Since a candidate with a majority of the popular vote can still lose a presidential election, some argue it creates a disincentive to participate in the presidential election. No matter how high the voter turnout is, the state still receives the same amount of electoral votes for a presidential candidate. Others do not believe this is an issue because of the other offices at stake during any particular election day, from state offices to U.S. House and Senate seats.
Inaccurate reflection of the population
Because each state has a minimum of three electoral votes, votes from those in the least populated states count more toward the electoral vote than votes from those in more populous states. For instance, in 1988, the seven least populated states combined to count for as many electoral votes as Florida, yet the total population of those states was less than that of Florida.
Another example of the failure to provide an accurate reflection of the population is when it comes to third party candidates. If a third party candidate does not carry a majority in any state, they could carry a significant minority of the popular vote throughout the country, but they may not get a single electoral vote in the election.
Supreme Court rules states can enforce laws penalizing faithless electors (2020)
On July 6, 2020, the United States Supreme Court issued rulings in two connected cases that upheld the constitutionality of penalties for faithless electors. Chiafalo v. Washington and Colorado Department of State v. Baca were consolidated when originally granted review by the court. On March 10, 2020, the cases were no longer consolidated but remained linked.

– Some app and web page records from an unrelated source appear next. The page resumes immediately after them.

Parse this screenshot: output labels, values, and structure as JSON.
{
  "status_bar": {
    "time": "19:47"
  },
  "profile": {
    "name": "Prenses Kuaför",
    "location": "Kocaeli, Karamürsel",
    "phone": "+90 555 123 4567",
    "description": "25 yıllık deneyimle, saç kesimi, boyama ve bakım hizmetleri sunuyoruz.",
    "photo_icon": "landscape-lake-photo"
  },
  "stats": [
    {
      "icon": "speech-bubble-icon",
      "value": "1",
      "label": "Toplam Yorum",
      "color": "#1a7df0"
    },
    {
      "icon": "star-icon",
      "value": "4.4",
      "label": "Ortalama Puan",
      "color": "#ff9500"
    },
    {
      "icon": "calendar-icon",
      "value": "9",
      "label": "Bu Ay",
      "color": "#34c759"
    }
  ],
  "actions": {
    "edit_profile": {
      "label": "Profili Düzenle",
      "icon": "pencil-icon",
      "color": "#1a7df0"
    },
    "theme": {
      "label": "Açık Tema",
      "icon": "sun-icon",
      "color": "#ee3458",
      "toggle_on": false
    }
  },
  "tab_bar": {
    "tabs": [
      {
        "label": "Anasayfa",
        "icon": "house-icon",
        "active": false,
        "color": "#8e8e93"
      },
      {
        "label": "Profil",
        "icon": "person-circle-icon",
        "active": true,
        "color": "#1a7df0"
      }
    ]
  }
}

In Chiafalo v. Washington, the state of Washington fined electors after they voted contrary to Washington state law requiring that they cast their electoral college ballots for the winner of the popular vote. The electors claimed the fines were unconstitutional and appealed them to an administrative law judge, who upheld the imposition of the fine. The electors appealed to the Thurston County Superior Court. The court affirmed the secretary of state’s decision. On appeal to the Washington Supreme Court, the appellants moved for direct review. The state supreme court affirmed the ruling of the trial court, holding that the imposed fines were constitutional under Article II, section 1, that the electors were not granted absolute discretion in casting their votes under Article II or the Twelfth Amendment nor did the fine interfere with a federal function, and that an elector acts under the authority of the State, meaning that no First Amendment right is violated when a state imposes a fine based on an elector’s violation of their pledge.

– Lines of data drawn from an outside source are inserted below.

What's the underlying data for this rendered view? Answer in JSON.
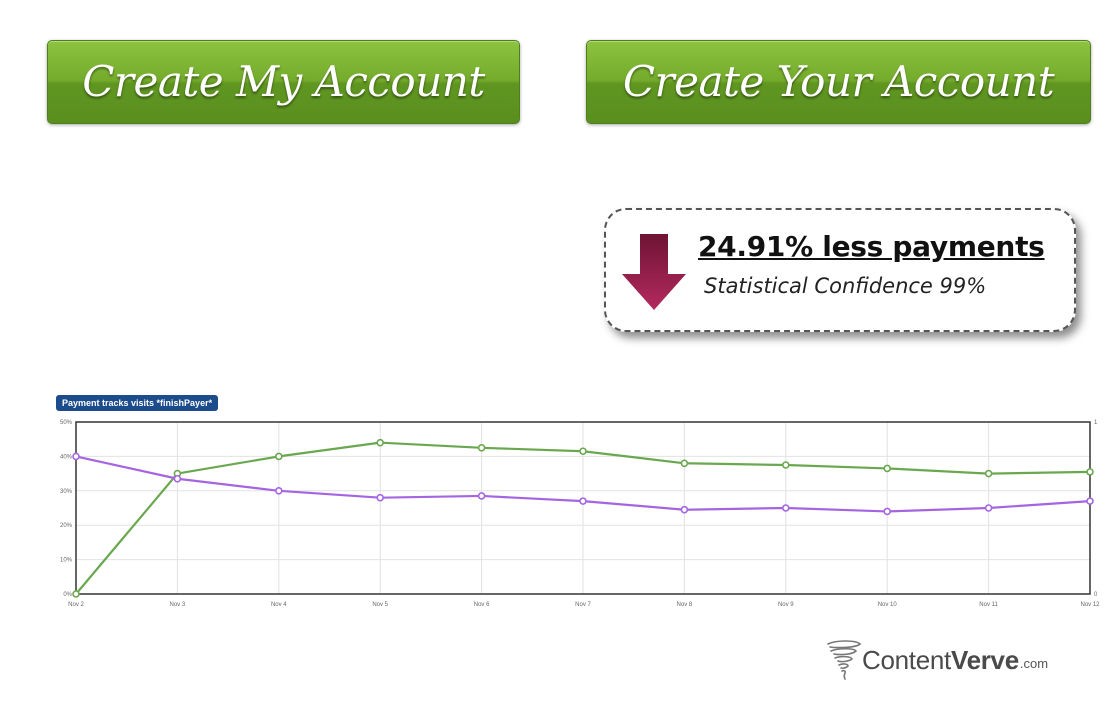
{
  "buttons": {
    "my_account": "Create My Account",
    "your_account": "Create Your Account",
    "color": "#6ea528"
  },
  "result": {
    "headline": "24.91% less payments",
    "confidence": "Statistical Confidence 99%",
    "arrow_color": "#8b1a45"
  },
  "chart_tag": "Payment tracks visits *finishPayer*",
  "brand": {
    "name_light": "Content",
    "name_bold": "Verve",
    "suffix": ".com",
    "icon": "tornado-icon"
  },
  "chart_data": {
    "type": "line",
    "categories": [
      "Nov 2",
      "Nov 3",
      "Nov 4",
      "Nov 5",
      "Nov 6",
      "Nov 7",
      "Nov 8",
      "Nov 9",
      "Nov 10",
      "Nov 11",
      "Nov 12"
    ],
    "series": [
      {
        "color": "#6aa84f",
        "values": [
          0,
          35,
          40,
          44,
          42.5,
          41.5,
          38,
          37.5,
          36.5,
          35,
          35.5
        ]
      },
      {
        "color": "#a565e0",
        "values": [
          40,
          33.5,
          30,
          28,
          28.5,
          27,
          24.5,
          25,
          24,
          25,
          27
        ]
      }
    ],
    "y_ticks": [
      "0%",
      "10%",
      "20%",
      "30%",
      "40%",
      "50%"
    ],
    "right_ticks": [
      "0",
      "1"
    ],
    "ylim": [
      0,
      50
    ],
    "grid": true
  }
}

In Colorado Department of State v. Baca, electors made a similar argument to that of the plaintiffs in Chiafalo v. Washington. The case dated back to the 2016 presidential election when three of Colorado’s presidential electors tried to cast their votes for candidates other than Hillary Clinton, who won the state. Then-Secretary of State Wayne Williams told the electors they must vote for Clinton or be removed. Two of the electors then opted to vote for Clinton, but one–Micheal Baca–would not and instead tried to vote for John Kasich. Baca was then removed and replaced with another elector. The three electors filed suit, claiming Baca’s removal amounted to a deprivation of their rights. The case was eventually appealed to the Tenth Circuit Court of Appeals, which determined that the nullification of Baca’s vote and his removal from office were unconstitutional.

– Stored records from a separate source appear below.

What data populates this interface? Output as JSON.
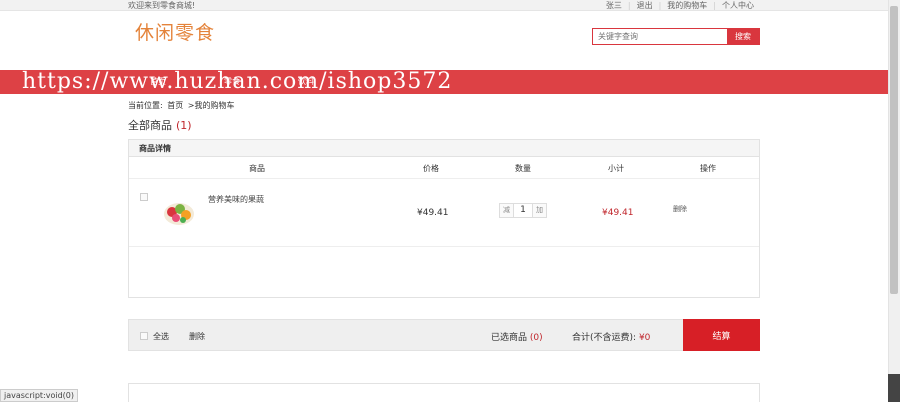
{
  "topbar": {
    "welcome": "欢迎来到零食商城!",
    "user": "张三",
    "logout": "退出",
    "cart": "我的购物车",
    "center": "个人中心"
  },
  "header": {
    "logo": "休闲零食",
    "search_placeholder": "关键字查询",
    "search_button": "搜索"
  },
  "nav": {
    "items": [
      "首页",
      "零食",
      "饮料"
    ]
  },
  "watermark": "https://www.huzhan.com/ishop3572",
  "breadcrumb": {
    "prefix": "当前位置:",
    "home": "首页",
    "current": ">我的购物车"
  },
  "title": {
    "label": "全部商品",
    "count": "(1)"
  },
  "cart": {
    "section_label": "商品详情",
    "columns": [
      "商品",
      "价格",
      "数量",
      "小计",
      "操作"
    ],
    "items": [
      {
        "name": "营养美味的果蔬",
        "price": "¥49.41",
        "qty": "1",
        "minus": "减",
        "plus": "加",
        "subtotal": "¥49.41",
        "delete": "删除"
      }
    ]
  },
  "footer": {
    "select_all": "全选",
    "delete": "删除",
    "selected_label": "已选商品",
    "selected_count": "(0)",
    "total_label": "合计(不含运费):",
    "total_value": "¥0",
    "checkout": "结算"
  },
  "status": "javascript:void(0)",
  "colors": {
    "brand_red": "#dd4145",
    "price_red": "#c0262c",
    "logo_orange": "#e4833a"
  }
}
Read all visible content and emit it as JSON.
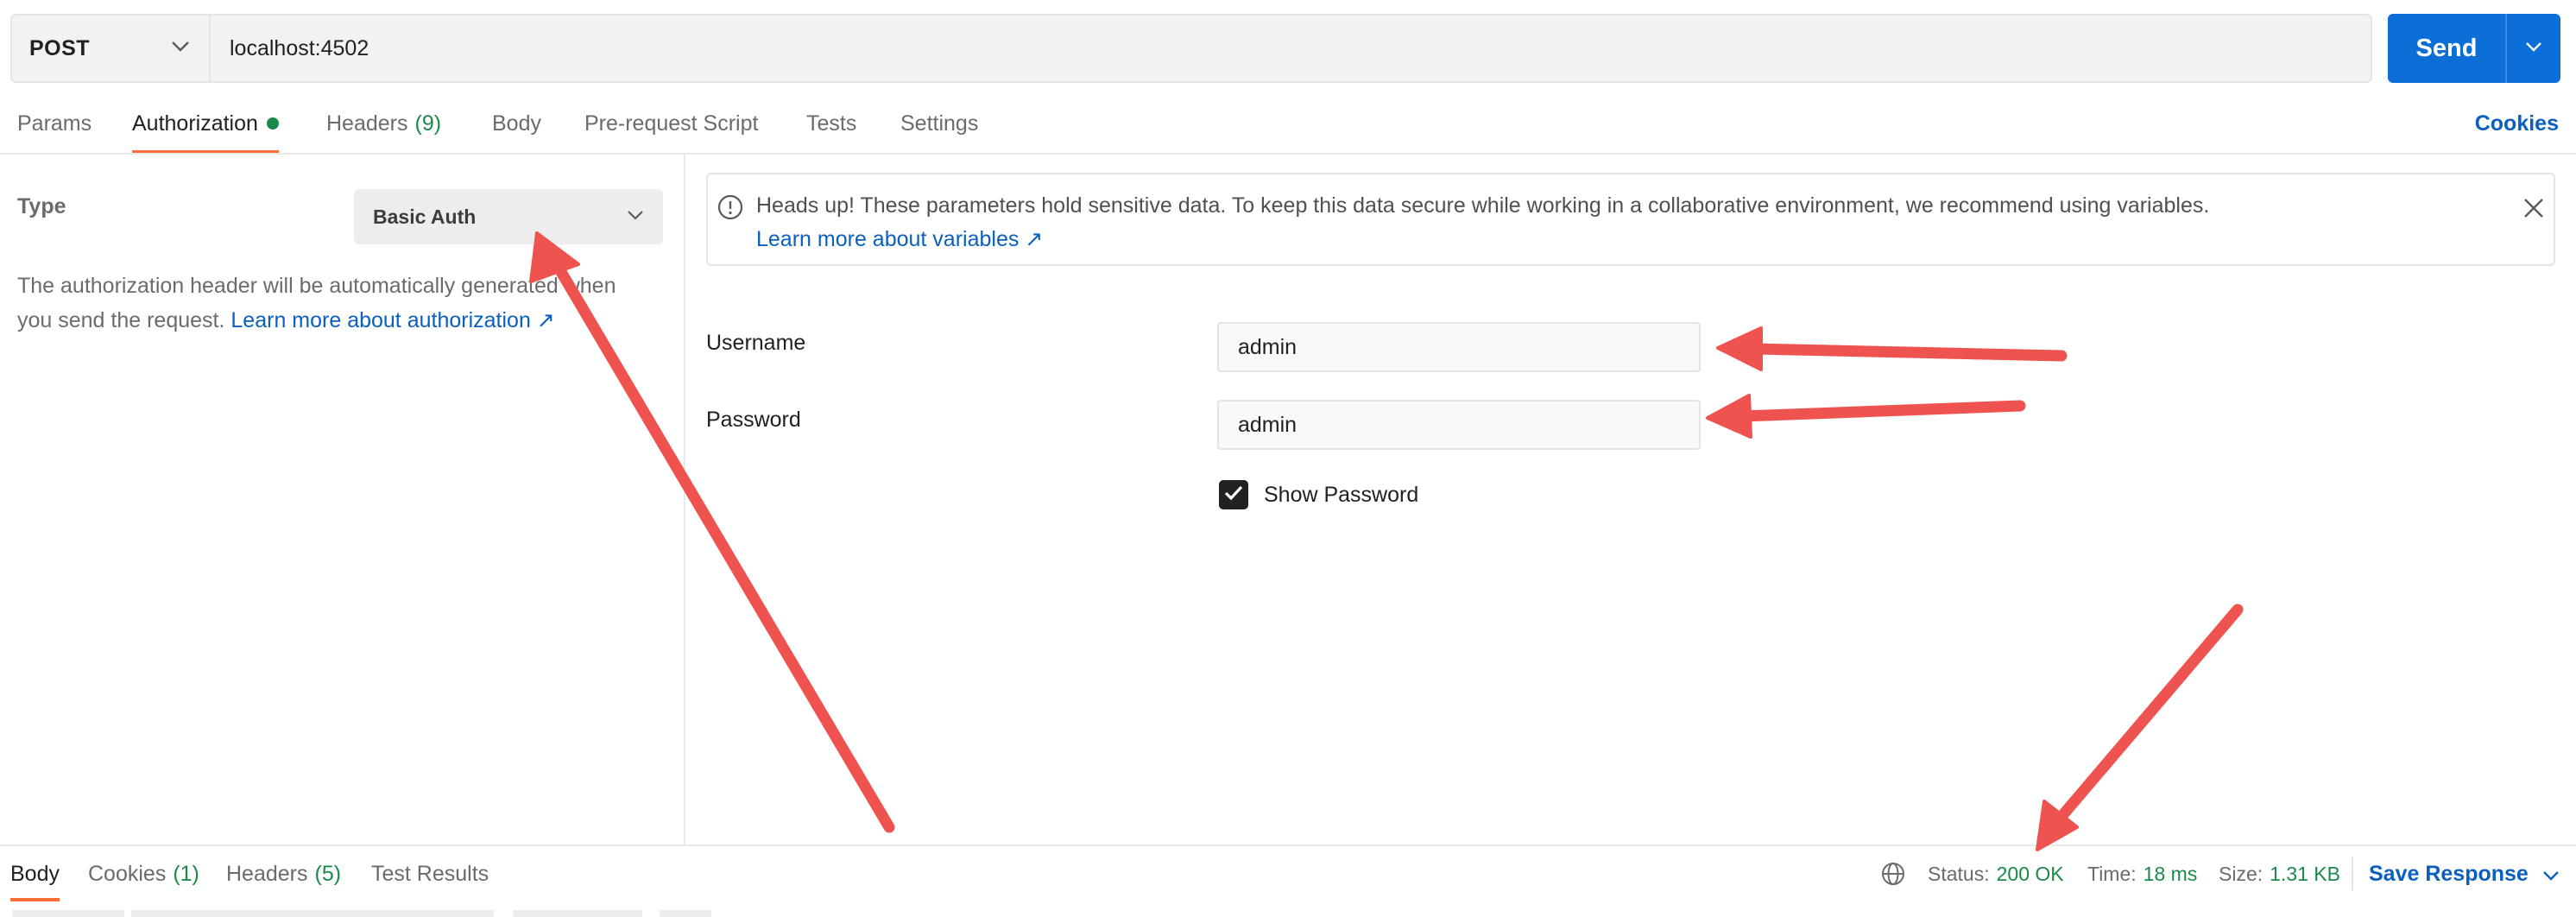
{
  "request": {
    "method": "POST",
    "url": "localhost:4502",
    "send_label": "Send"
  },
  "request_tabs": {
    "params": "Params",
    "authorization": "Authorization",
    "headers": "Headers",
    "headers_count": "(9)",
    "body": "Body",
    "pre_request_script": "Pre-request Script",
    "tests": "Tests",
    "settings": "Settings",
    "cookies": "Cookies"
  },
  "auth": {
    "type_label": "Type",
    "type_value": "Basic Auth",
    "description": "The authorization header will be automatically generated when you send the request.",
    "learn_more": "Learn more about authorization ↗"
  },
  "alert": {
    "text": "Heads up! These parameters hold sensitive data. To keep this data secure while working in a collaborative environment, we recommend using variables.",
    "link": "Learn more about variables ↗"
  },
  "fields": {
    "username_label": "Username",
    "username_value": "admin",
    "password_label": "Password",
    "password_value": "admin",
    "show_password_label": "Show Password",
    "show_password_checked": true
  },
  "response": {
    "tabs": {
      "body": "Body",
      "cookies": "Cookies",
      "cookies_count": "(1)",
      "headers": "Headers",
      "headers_count": "(5)",
      "test_results": "Test Results"
    },
    "status_label": "Status:",
    "status_value": "200 OK",
    "time_label": "Time:",
    "time_value": "18 ms",
    "size_label": "Size:",
    "size_value": "1.31 KB",
    "save_label": "Save Response"
  },
  "colors": {
    "accent_tab": "#ff6c37",
    "send_button": "#0c6fd8",
    "link": "#0a5fbf",
    "success": "#1a8a4a",
    "annotation_arrow": "#ef5350"
  },
  "icons": [
    "chevron-down-icon",
    "info-icon",
    "close-icon",
    "check-icon",
    "globe-icon"
  ]
}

Both cases were argued before the Supreme Court on May 13, 2020. The court issued rulings for both cases on July 6, 2020, that upheld the constitutionality of penalties for faithless electors. In Chiafalo v. Washington, the Supreme Court unanimously affirmed the Washington Supreme Court’s decision, holding that a state may enforce an elector’s pledge to support their party’s nominee and the state voters’ choice for president. In Colorado Department of State v. Baca, the Supreme Court reversed the appellate court’s decision in an 8-0 per curiam decision for the reasons outlined in Chiafalo v. Washington.